  • completely redesigned Settings app 
  • widgets pane that delivers news and reminders in bitesize chunks 
  • significantly improved snapping of windows into position   

Thankfully, there are many other improvements and tweaks that make upgrading to the latest OS worthwhile. Let’s look at some standout features. 

  1. Bar to Dock 

Similarly, to Mac OS and many Linux desktop environments, Windows 11’s taskbar can be turned into a dock. Windows 11’s icons can be centered, which is helpful when using it with a touch-enabled device. Traditional taskbar users will still be able to align the Start button and app icons to the left. 

  1. Microsoft Teams  

In Windows 11, a single click on the taskbar can connect you to friends or contacts via text, voice, or video chat. 

This is thanks to Microsoft Teams, which Microsoft positioned as the primary tool for communicating with family, friends, and colleagues in Windows 11. Many users will find that having a built-in videoconferencing solution in the OS is an excellent addition. 

  1. Easily Accessible Snap Layouts and Groups  

The Windows operating system already had the capability of snapping windows to the sides or corners of the screen. The feature is now accessible via a newly added quick menu when hovering over the maximize button in Windows 11. 

What to look out for 

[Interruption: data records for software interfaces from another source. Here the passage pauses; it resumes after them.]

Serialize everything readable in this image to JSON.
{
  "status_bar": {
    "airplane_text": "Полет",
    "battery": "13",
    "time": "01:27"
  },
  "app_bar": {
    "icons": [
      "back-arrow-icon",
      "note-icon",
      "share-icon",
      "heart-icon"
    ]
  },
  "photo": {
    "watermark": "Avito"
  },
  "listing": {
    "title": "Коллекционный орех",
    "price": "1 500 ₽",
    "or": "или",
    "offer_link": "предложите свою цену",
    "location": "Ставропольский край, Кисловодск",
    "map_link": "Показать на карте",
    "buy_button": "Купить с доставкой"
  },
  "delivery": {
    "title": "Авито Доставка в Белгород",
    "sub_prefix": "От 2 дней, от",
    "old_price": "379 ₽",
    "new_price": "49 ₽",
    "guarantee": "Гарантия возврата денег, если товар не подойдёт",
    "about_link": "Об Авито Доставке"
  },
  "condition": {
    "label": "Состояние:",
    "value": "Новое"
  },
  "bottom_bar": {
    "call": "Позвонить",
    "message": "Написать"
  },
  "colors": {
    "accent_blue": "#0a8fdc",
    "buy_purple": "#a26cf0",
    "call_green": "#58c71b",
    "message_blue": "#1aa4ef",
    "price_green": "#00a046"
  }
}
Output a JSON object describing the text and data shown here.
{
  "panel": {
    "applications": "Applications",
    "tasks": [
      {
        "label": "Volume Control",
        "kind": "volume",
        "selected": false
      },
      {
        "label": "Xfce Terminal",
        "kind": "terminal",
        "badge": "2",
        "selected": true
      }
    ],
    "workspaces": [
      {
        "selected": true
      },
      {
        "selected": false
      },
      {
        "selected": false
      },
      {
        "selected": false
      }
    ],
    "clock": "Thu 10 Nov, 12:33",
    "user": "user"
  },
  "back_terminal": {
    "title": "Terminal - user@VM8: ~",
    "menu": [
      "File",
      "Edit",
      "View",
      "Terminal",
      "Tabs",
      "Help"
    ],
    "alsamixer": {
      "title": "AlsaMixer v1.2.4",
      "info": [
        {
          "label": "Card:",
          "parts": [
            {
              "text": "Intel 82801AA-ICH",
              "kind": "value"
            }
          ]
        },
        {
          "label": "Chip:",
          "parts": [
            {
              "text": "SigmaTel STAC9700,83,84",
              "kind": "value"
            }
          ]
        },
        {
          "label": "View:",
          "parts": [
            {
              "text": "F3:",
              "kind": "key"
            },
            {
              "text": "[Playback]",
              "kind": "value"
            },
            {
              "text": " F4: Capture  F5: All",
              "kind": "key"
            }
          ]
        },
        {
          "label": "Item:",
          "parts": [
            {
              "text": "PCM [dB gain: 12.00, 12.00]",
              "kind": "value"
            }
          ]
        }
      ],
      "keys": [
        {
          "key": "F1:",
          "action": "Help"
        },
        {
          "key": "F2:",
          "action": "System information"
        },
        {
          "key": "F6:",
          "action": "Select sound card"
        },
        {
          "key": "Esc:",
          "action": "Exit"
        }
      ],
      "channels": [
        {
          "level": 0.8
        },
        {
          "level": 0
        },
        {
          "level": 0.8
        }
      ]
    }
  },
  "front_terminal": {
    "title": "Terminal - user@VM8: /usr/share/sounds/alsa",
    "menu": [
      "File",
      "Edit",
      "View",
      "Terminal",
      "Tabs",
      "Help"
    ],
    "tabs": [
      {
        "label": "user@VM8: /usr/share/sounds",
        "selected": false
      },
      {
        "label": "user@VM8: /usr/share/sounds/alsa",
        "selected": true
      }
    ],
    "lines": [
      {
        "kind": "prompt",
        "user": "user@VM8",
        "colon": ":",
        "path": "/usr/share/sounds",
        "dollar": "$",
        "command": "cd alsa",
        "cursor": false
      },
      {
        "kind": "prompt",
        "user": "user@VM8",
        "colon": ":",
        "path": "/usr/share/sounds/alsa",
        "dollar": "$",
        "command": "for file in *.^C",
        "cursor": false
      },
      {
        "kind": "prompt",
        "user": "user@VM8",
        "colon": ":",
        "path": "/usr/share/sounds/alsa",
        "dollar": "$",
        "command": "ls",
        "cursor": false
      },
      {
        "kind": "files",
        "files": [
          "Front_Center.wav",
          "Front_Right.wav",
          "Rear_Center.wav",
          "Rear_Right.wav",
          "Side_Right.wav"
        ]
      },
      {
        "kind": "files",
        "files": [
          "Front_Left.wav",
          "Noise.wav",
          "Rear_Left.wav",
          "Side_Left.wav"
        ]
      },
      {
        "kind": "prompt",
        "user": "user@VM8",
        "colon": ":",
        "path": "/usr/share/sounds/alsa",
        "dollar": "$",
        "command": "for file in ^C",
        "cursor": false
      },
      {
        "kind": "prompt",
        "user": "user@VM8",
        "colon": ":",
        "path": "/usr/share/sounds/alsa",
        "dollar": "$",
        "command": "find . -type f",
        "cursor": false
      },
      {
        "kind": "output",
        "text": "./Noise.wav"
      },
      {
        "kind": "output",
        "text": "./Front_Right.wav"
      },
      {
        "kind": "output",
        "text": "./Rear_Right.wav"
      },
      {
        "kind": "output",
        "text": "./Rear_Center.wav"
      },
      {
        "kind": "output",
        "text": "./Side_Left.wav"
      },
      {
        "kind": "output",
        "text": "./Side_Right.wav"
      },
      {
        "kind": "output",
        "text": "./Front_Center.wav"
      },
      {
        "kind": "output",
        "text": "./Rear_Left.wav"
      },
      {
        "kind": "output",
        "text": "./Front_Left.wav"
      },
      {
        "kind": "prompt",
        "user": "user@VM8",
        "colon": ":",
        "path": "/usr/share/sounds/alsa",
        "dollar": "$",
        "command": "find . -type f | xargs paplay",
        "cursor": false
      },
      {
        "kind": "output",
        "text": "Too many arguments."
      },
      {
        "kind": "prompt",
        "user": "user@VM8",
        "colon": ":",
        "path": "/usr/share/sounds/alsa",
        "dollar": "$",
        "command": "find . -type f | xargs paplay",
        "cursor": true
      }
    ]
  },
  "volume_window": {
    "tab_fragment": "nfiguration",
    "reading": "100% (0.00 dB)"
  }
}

Despite some of the new features of Windows 11, there have been a lot of bugs and concerns from the public. Not everything is rosy. The changes and tweaks in Windows 11 are likely to dissuade many users from upgrading from Windows 10 to 11 right away. 

Here’s what you need to be on the lookout for. 

  1. GPU (Graphics Processing Unit) Capability 

Even if you have a GPU that can speed up your brand-new desktop, the rest of your PC might not be able to handle it. 

To enjoy a great PC experience, you also need great hardware. Because Windows 11 is a brand new, modern OS, it also requires relatively new and modern PCs. 

If your PC’s CPU is older than Intel’s 7th generation Core or AMD’s Zen 2, you will not be able to upgrade to Windows 11. 

  1. The Taskbar 

When it comes to the taskbar a lot of functionality is missing, especially when it comes to customizing and positioning. Drag and drop to the taskbar are gone; the taskbar can no longer be positioned to the top or sides, and the quick access menu only appears when you right-click the Windows button. 

  1. User Adaptability 

Microsoft promised Windows 11 would resolve some of the limitations of Windows 10, however, some users may have trouble adapting to the new features. The removal of SkypeCortana, and Paint 3D from Windows 11 may increase its disadvantages. 

Nevertheless, it might be more accurate to use “was” since these applications aren’t built into the operating system anymore. However, you will be able to download, install, and use it as a separate app. 

Change can be scary, and the release of Windows 11 has not been as smooth as Microsoft would have liked, but there are a lot of cool new features to look forward to. 

With Windows 11, businesses will have plenty to look forward to, from features that support new ways of working to enhancements that help keep employees secure. In the post-pandemic landscape, Windows 11 provides value to a wide range of remote workers.  

However, companies and organizations across the globe will need to carefully evaluate whether these advantages are worth the inevitable inconveniences that early adopters will experience.